Jane Van Ryan
Posted July 21, 2010
The poll, conducted by Harris Interactive for API in ten states, found that 64 percent of registered voters oppose an increase, including 46 percent of voters who strongly oppose.
Only 27 percent support increasing taxes. The poll was conducted via telephone between July 15 and July 18 among 6,000 registered voters.
"Voters know raising taxes on an industry that provides most of their energy and supports more than 9.2 million jobs would hurt them and damage the economy," said API President and CEO Jack Gerard. "Raising taxes doesn't address their major concern, which is putting people back to work."
Both the administration and some members of Congress have proposed imposing billions of dollars in new taxes on the oil and natural gas industry. But the poll found that those surveyed believe the two most important issues for the federal government to address are the economy and job creation. National polls from Gallup, CBS News and Bloomberg have reported similar results.

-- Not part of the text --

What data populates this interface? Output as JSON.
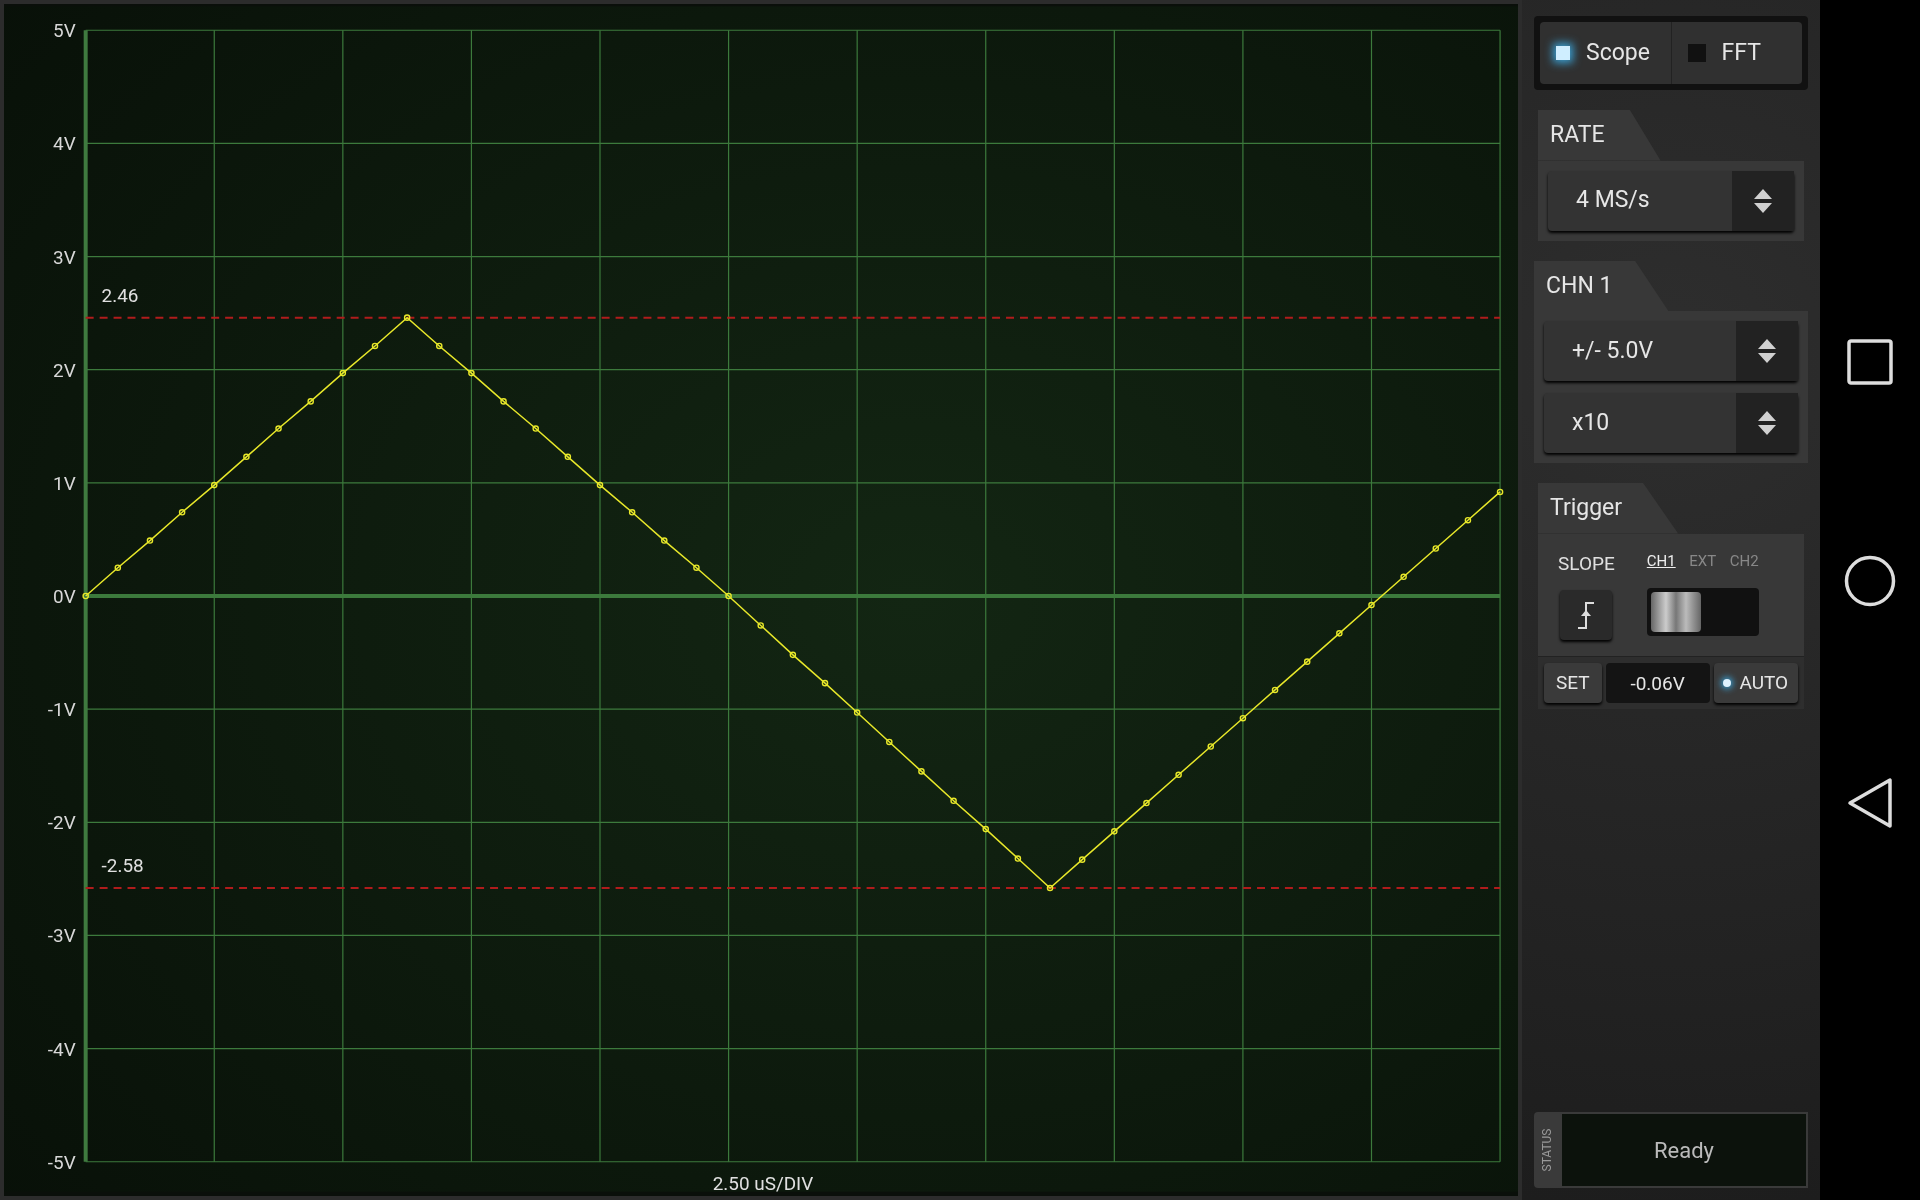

"With 15 million people out of work, now is not the time to be imposing more taxes," Jack said. "The fact that the proposals are being pushed under the guise of addressing the oil spill in the Gulf doesn't make them any better."
The Energy Information Administration (EIA) says the U.S. oil and natural gas industry paid almost $100 billion in federal income taxes in 2008. As this video shows, the industry's effective tax rate is much higher than the average for all other industries.

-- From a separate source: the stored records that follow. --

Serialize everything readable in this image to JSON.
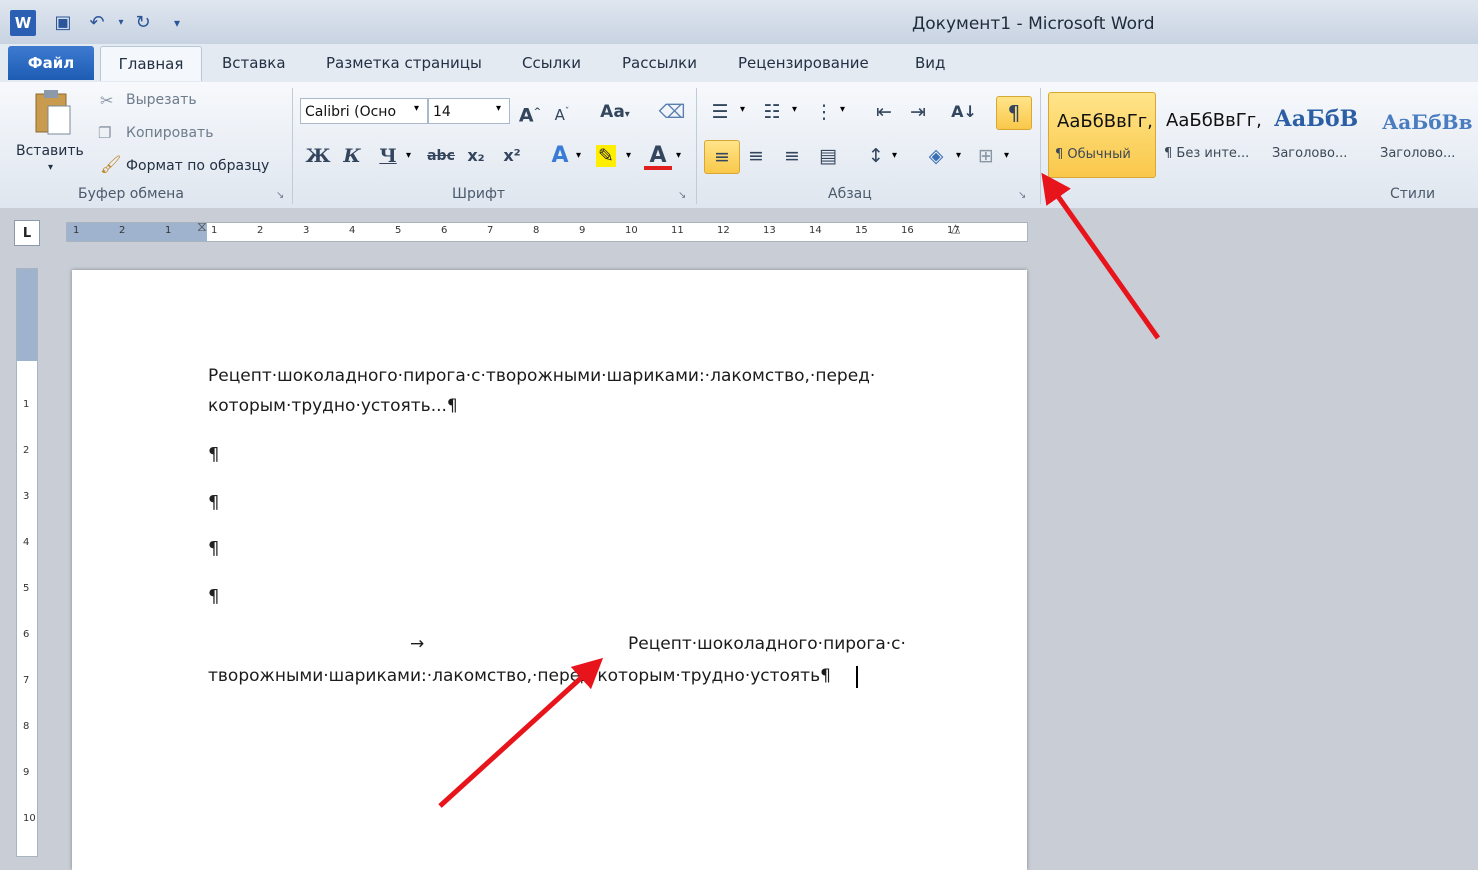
{
  "window": {
    "title": "Документ1 - Microsoft Word"
  },
  "qat": {
    "icons": [
      "word-logo-icon",
      "save-icon",
      "undo-icon",
      "redo-icon",
      "customize-qat-icon"
    ]
  },
  "tabs": [
    "Файл",
    "Главная",
    "Вставка",
    "Разметка страницы",
    "Ссылки",
    "Рассылки",
    "Рецензирование",
    "Вид"
  ],
  "clipboard": {
    "paste_label": "Вставить",
    "cut_label": "Вырезать",
    "copy_label": "Копировать",
    "format_painter_label": "Формат по образцу",
    "group_label": "Буфер обмена"
  },
  "font": {
    "family_value": "Calibri (Осно",
    "size_value": "14",
    "bold": "Ж",
    "italic": "К",
    "underline": "Ч",
    "strike": "abc",
    "subscript": "x₂",
    "superscript": "x²",
    "change_case": "Aa",
    "group_label": "Шрифт"
  },
  "paragraph": {
    "group_label": "Абзац",
    "show_marks": "¶"
  },
  "styles": {
    "group_label": "Стили",
    "items": [
      {
        "sample": "АаБбВвГг,",
        "name": "¶ Обычный"
      },
      {
        "sample": "АаБбВвГг,",
        "name": "¶ Без инте..."
      },
      {
        "sample": "АаБбВ",
        "name": "Заголово..."
      },
      {
        "sample": "АаБбВв",
        "name": "Заголово..."
      }
    ]
  },
  "ruler": {
    "corner": "L",
    "h_ticks": [
      "1",
      "2",
      "1",
      "1",
      "2",
      "3",
      "4",
      "5",
      "6",
      "7",
      "8",
      "9",
      "10",
      "11",
      "12",
      "13",
      "14",
      "15",
      "16",
      "17"
    ],
    "v_ticks": [
      "1",
      "2",
      "3",
      "4",
      "5",
      "6",
      "7",
      "8",
      "9",
      "10"
    ]
  },
  "document": {
    "para1_line1": "Рецепт·шоколадного·пирога·с·творожными·шариками:·лакомство,·перед·",
    "para1_line2": "которым·трудно·устоять...¶",
    "empty_marks": [
      "¶",
      "¶",
      "¶",
      "¶"
    ],
    "tab_arrow": "→",
    "para2_line1": "Рецепт·шоколадного·пирога·с·",
    "para2_line2": "творожными·шариками:·лакомство,·перед·которым·трудно·устоять¶"
  },
  "colors": {
    "arrow": "#e8141b",
    "file_tab": "#2b64bb",
    "highlight": "#f9c84a"
  }
}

Harris Interactive conducted the polling in Colorado, Michigan, North Carolina, North Dakota, Pennsylvania, Virginia, Maine, Missouri, Ohio and West Virginia. The individual state polling results are available here.

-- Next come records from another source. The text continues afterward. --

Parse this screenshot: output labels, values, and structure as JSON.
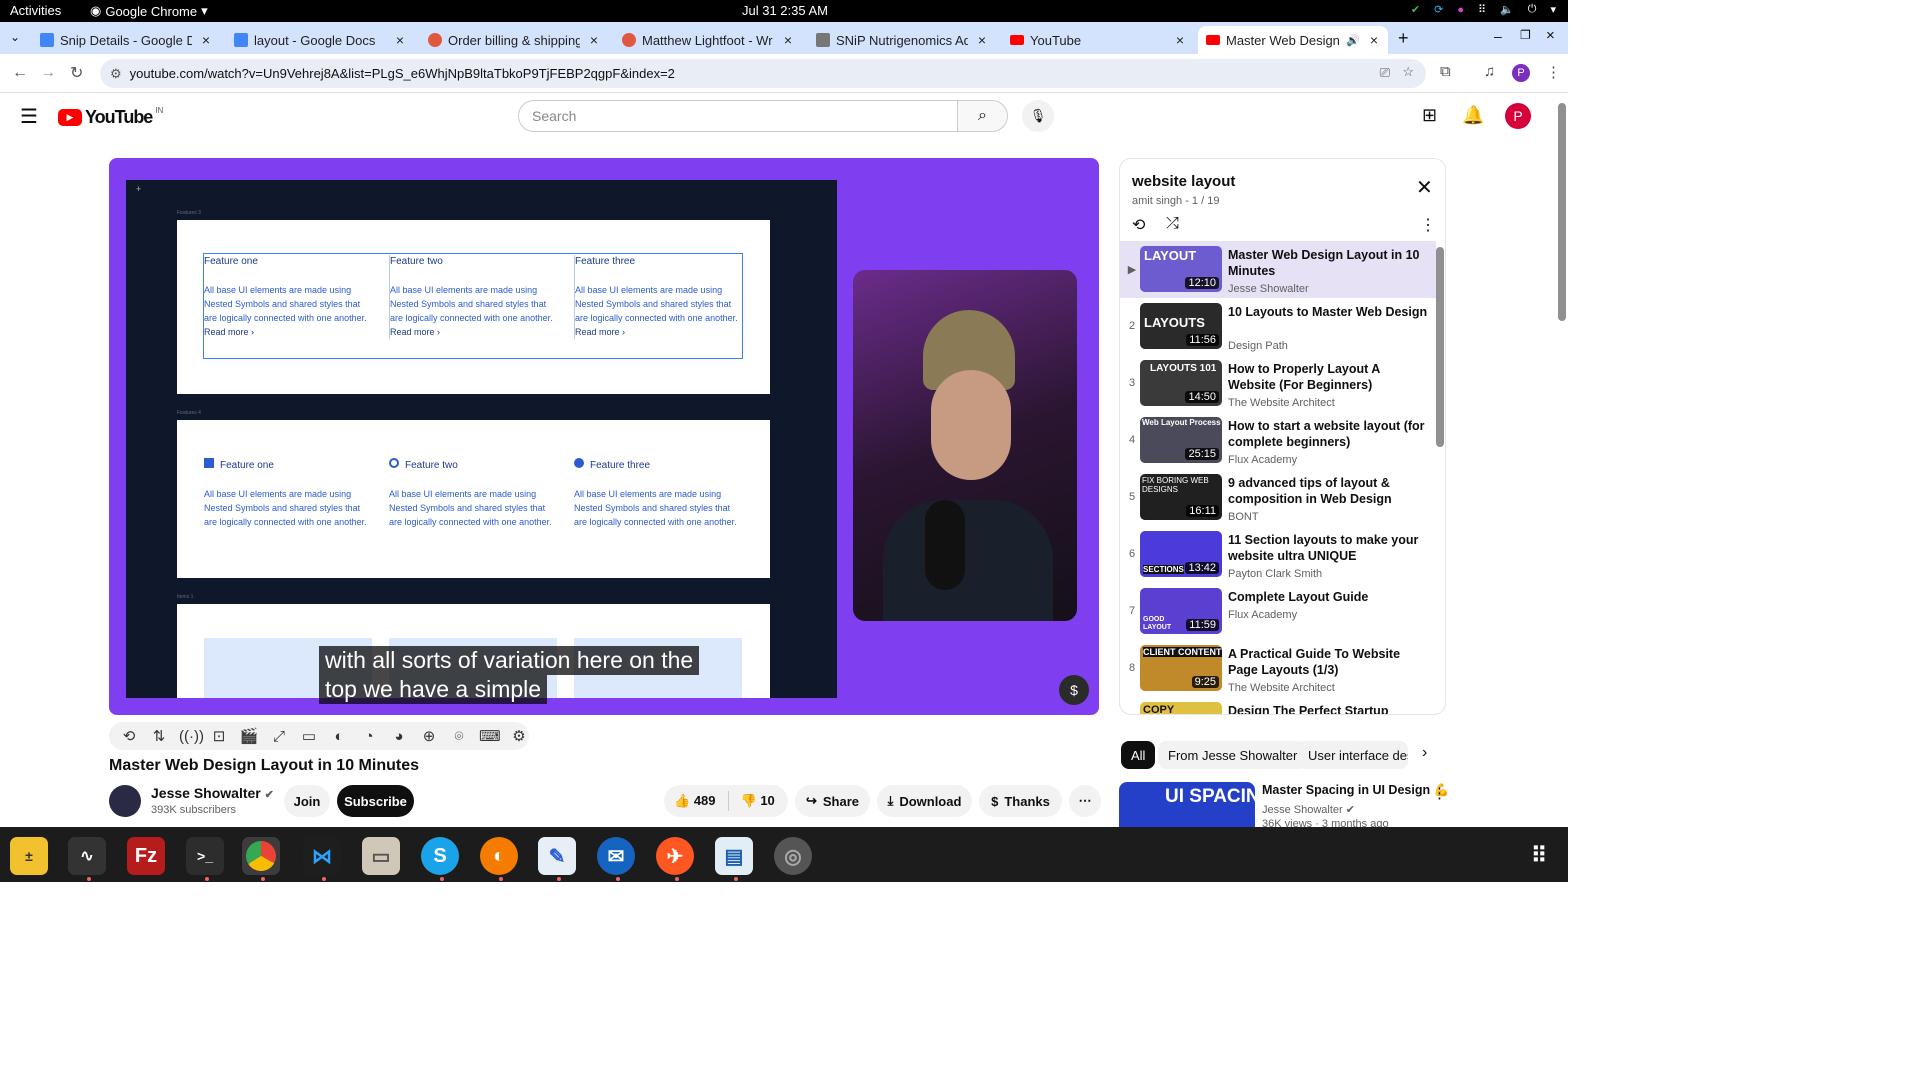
{
  "system": {
    "activities": "Activities",
    "app": "Google Chrome",
    "clock": "Jul 31  2:35 AM"
  },
  "tabs": [
    {
      "label": "Snip Details - Google Do",
      "color": "#4285f4"
    },
    {
      "label": "layout - Google Docs",
      "color": "#4285f4"
    },
    {
      "label": "Order billing & shipping",
      "color": "#e2583e"
    },
    {
      "label": "Matthew Lightfoot - Wr",
      "color": "#e2583e"
    },
    {
      "label": "SNiP Nutrigenomics Adm",
      "color": "#555555"
    },
    {
      "label": "YouTube",
      "color": "#ff0000"
    },
    {
      "label": "Master Web Design L",
      "color": "#ff0000"
    }
  ],
  "url": "youtube.com/watch?v=Un9Vehrej8A&list=PLgS_e6WhjNpB9ltaTbkoP9TjFEBP2qgpF&index=2",
  "yt": {
    "logo": "YouTube",
    "region": "IN",
    "search_placeholder": "Search",
    "avatar": "P"
  },
  "video": {
    "frame_label1": "Features 3",
    "frame_label2": "Features 4",
    "frame_label3": "Items 1",
    "features": [
      {
        "title": "Feature one",
        "body": "All base UI elements are made using Nested Symbols and shared styles that are logically connected with one another.",
        "link": "Read more ›"
      },
      {
        "title": "Feature two",
        "body": "All base UI elements are made using Nested Symbols and shared styles that are logically connected with one another.",
        "link": "Read more ›"
      },
      {
        "title": "Feature three",
        "body": "All base UI elements are made using Nested Symbols and shared styles that are logically connected with one another.",
        "link": "Read more ›"
      }
    ],
    "caption_line1": "with all sorts of variation here on the",
    "caption_line2": "top we have a simple"
  },
  "details": {
    "title": "Master Web Design Layout in 10 Minutes",
    "channel": "Jesse Showalter",
    "subs": "393K subscribers",
    "join": "Join",
    "subscribe": "Subscribe",
    "likes": "489",
    "dislikes": "10",
    "share": "Share",
    "download": "Download",
    "thanks": "Thanks",
    "more": "⋯"
  },
  "playlist": {
    "title": "website layout",
    "meta": "amit singh - 1 / 19",
    "items": [
      {
        "n": "▶",
        "title": "Master Web Design Layout in 10 Minutes",
        "channel": "Jesse Showalter",
        "dur": "12:10",
        "thumb": "LAYOUT",
        "color": "#6d5bd0"
      },
      {
        "n": "2",
        "title": "10 Layouts to Master Web Design",
        "channel": "Design Path",
        "dur": "11:56",
        "thumb": "LAYOUTS",
        "color": "#2a2a2a"
      },
      {
        "n": "3",
        "title": "How to Properly Layout A Website (For Beginners)",
        "channel": "The Website Architect",
        "dur": "14:50",
        "thumb": "LAYOUTS 101",
        "color": "#3a3a3a"
      },
      {
        "n": "4",
        "title": "How to start a website layout (for complete beginners)",
        "channel": "Flux Academy",
        "dur": "25:15",
        "thumb": "Web Layout Process",
        "color": "#4a4a5a"
      },
      {
        "n": "5",
        "title": "9 advanced tips of layout & composition in Web Design",
        "channel": "BONT",
        "dur": "16:11",
        "thumb": "FIX BORING WEB DESIGNS",
        "color": "#202020"
      },
      {
        "n": "6",
        "title": "11 Section layouts to make your website ultra UNIQUE",
        "channel": "Payton Clark Smith",
        "dur": "13:42",
        "thumb": "SECTIONS",
        "color": "#4b3bd8"
      },
      {
        "n": "7",
        "title": "Complete Layout Guide",
        "channel": "Flux Academy",
        "dur": "11:59",
        "thumb": "GOOD LAYOUT",
        "color": "#5a3fd0"
      },
      {
        "n": "8",
        "title": "A Practical Guide To Website Page Layouts (1/3)",
        "channel": "The Website Architect",
        "dur": "9:25",
        "thumb": "CLIENT CONTENT",
        "color": "#c08a2a"
      },
      {
        "n": "",
        "title": "Design The Perfect Startup",
        "channel": "",
        "dur": "",
        "thumb": "COPY",
        "color": "#e0c040"
      }
    ]
  },
  "chips": [
    "All",
    "From Jesse Showalter",
    "User interface desi"
  ],
  "related": {
    "title": "Master Spacing in UI Design 💪",
    "channel": "Jesse Showalter",
    "meta": "36K views · 3 months ago",
    "thumb": "UI SPACING"
  }
}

ABOUT THE AUTHOR
Jane Van Ryan was formerly senior communications manager and new media advisor at the American Petroleum Institute (API), where she wrote blog posts and produced podcasts and videos. Before coming to API, Jane managed communications for a large science and engineering corporation, and for a top-tier research and engineering university. A few years ago, you might have seen her in your living room when she delivered the news on television. Jane officially retired from API in 2011 and now freelances as an independent communications consultant when not gardening at her farm in Virginia.